WASHINGTON— A federal district court Monday dismissed a lawsuit challenging the historic 2011 settlement agreement between the Center for Biological Diversity and U.S. Fish and Wildlife Service requiring the agency to decide whether to protect 757 imperiled species under the Endangered Species Act. All 757 species had been languishing in bureaucratic limbo without a decision on their fate — many of them for more than two decades. The agreement requires that all receive decisions between 2011 and 2018. So far 138 species have been protected or formally proposed for protection. The National Association of Home Builders and other industry groups filed suit to overturn the agreement, arguing that they would be harmed if the Fish and Wildlife Service completed its legally required scientific review of the species’ status. In Monday’s ruling, however, federal Judge Emmet G. Sullivan concluded that fear of the results of a required decision-making process is not a legal basis to stop the process.
“The Endangered Species Act provides ample opportunity for the Home Builders and any other citizen, state or group to participate, comment and even challenge the result of protection decisions,” said Noah Greenwald, director of the Center’s Endangered Species program. “What they can’t do is trample democracy by insisting that the government make no decision at all.”
Today’s ruling — the fourth in a row concluding that anti-environmental groups have no basis for challenging the precedent-setting legal agreement — comes just days after the state of Oklahoma and an oil and gas industry lobby group filed a similar lawsuit.

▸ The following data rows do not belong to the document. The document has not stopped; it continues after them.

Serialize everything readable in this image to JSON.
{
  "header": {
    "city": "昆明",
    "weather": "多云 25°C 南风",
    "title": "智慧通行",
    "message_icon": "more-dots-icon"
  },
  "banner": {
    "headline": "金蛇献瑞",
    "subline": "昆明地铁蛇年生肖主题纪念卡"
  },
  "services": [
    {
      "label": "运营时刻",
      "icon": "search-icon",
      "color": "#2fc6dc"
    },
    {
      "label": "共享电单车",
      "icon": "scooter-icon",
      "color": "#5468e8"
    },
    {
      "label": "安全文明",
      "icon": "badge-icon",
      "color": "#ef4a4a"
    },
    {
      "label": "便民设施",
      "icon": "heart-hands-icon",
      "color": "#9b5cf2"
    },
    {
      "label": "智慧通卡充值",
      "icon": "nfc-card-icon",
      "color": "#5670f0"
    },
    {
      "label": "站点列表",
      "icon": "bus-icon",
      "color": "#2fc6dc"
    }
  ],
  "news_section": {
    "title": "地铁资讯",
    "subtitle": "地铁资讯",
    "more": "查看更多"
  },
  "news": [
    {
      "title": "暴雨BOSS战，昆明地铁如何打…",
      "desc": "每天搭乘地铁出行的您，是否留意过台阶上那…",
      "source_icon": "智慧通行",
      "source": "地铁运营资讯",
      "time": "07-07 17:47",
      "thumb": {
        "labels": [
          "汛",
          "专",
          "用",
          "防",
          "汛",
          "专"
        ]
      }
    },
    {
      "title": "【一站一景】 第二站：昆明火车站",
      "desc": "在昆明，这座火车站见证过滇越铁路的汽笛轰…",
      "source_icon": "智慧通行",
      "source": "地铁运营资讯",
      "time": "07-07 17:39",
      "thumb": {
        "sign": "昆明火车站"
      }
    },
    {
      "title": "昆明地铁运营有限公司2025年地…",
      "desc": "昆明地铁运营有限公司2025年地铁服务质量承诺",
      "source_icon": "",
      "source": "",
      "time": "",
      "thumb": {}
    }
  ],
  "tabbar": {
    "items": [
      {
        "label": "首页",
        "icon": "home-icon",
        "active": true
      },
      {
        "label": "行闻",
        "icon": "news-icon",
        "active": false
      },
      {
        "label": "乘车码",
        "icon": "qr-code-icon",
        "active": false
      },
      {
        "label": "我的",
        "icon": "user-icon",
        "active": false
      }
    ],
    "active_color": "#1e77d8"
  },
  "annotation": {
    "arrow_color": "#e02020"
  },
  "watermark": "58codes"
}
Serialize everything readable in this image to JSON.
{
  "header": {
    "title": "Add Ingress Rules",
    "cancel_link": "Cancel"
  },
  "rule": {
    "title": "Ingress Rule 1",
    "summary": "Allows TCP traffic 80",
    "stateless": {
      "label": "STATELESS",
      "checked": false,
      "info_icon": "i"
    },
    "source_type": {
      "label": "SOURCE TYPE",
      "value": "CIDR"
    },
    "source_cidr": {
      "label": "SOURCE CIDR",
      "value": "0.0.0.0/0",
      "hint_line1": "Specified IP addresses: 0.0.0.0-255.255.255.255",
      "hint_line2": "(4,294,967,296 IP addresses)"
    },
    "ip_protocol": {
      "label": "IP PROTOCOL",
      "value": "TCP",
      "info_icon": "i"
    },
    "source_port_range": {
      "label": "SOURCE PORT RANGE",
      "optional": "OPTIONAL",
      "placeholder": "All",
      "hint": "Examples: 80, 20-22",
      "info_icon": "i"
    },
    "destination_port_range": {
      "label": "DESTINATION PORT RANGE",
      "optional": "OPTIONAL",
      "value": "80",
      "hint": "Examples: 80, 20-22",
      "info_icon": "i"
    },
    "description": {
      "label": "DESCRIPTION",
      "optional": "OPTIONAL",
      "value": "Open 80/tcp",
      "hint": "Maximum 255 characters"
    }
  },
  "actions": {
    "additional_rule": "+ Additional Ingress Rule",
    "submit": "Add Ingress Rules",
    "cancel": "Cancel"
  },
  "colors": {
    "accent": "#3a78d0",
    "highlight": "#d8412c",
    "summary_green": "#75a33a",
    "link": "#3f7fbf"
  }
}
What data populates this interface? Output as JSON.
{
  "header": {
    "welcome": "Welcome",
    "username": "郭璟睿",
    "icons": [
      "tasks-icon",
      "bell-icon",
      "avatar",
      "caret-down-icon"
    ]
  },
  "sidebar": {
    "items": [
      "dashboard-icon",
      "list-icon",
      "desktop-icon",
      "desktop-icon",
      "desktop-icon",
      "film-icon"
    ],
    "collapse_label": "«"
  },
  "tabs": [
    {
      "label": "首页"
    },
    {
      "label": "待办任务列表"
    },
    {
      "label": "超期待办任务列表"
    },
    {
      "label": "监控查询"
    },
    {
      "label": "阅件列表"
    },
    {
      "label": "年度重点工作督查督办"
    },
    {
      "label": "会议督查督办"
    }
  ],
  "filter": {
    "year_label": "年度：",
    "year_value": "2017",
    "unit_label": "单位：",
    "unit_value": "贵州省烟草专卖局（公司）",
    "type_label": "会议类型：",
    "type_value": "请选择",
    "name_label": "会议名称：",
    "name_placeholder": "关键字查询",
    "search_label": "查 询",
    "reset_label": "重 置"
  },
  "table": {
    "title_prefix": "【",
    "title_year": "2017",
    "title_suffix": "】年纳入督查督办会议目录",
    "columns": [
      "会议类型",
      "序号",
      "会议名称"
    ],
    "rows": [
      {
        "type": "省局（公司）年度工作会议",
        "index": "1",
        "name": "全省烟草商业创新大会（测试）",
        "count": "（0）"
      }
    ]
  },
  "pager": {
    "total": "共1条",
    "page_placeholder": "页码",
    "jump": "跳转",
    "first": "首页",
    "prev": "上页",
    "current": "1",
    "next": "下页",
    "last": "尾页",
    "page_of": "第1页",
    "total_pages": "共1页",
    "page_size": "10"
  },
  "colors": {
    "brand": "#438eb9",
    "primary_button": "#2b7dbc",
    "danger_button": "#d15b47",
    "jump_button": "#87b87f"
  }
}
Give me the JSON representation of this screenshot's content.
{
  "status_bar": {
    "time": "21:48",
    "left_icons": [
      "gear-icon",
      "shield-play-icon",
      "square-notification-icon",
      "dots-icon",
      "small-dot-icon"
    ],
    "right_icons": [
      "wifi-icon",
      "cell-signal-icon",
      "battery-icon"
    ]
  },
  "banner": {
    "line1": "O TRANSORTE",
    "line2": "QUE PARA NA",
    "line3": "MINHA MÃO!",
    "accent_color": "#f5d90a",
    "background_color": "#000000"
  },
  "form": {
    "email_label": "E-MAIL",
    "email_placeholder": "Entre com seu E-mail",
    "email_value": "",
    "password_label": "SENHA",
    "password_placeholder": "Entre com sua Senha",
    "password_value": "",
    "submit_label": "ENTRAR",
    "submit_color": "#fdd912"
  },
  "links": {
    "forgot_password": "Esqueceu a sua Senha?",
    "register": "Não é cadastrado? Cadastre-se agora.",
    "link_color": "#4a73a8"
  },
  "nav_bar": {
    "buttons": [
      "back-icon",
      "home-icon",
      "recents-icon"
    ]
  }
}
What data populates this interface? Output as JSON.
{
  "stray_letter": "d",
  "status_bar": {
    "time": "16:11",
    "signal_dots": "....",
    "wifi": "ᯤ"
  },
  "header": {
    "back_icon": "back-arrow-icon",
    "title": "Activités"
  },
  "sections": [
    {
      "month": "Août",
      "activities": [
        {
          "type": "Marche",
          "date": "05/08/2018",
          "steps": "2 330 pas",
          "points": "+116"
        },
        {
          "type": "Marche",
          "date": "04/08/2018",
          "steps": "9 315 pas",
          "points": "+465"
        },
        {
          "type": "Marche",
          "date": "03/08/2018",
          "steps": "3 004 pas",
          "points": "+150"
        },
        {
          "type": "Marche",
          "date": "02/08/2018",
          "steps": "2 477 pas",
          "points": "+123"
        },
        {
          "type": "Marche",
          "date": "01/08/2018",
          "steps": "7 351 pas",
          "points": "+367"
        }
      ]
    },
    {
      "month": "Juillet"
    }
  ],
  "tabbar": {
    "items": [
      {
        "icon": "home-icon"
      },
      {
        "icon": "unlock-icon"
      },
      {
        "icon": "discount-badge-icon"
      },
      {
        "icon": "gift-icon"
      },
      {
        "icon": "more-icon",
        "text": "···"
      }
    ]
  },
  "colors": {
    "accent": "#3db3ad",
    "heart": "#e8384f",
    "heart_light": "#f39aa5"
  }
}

“The state of Oklahoma should withdraw its hopeless, copycat lawsuit and stop wasting taxpayer money on frivolous grandstanding,” said Greenwald. “The people of Oklahoma deserve leadership and respect for law from their politicians, not expensive, futile gestures to stop legally required scientific reviews.”
The Center’s 2011 species agreement has so far resulted in 108 Endangered Species Act listings, 30 listing proposals, 429 initial positive decisions and about 6 million acres of protected wildlife habitat.
In legal terms, Judge Sullivan ruled that the Home Builders do not have “standing” to challenge the agreement because it does not require that species be protected, only that the long-delayed process of deciding their fate be concluded. The process does not harm the Home Builders in any way. Being unable to demonstrate “harm,” the Home Builders lack the legally required “standing” to bring a lawsuit.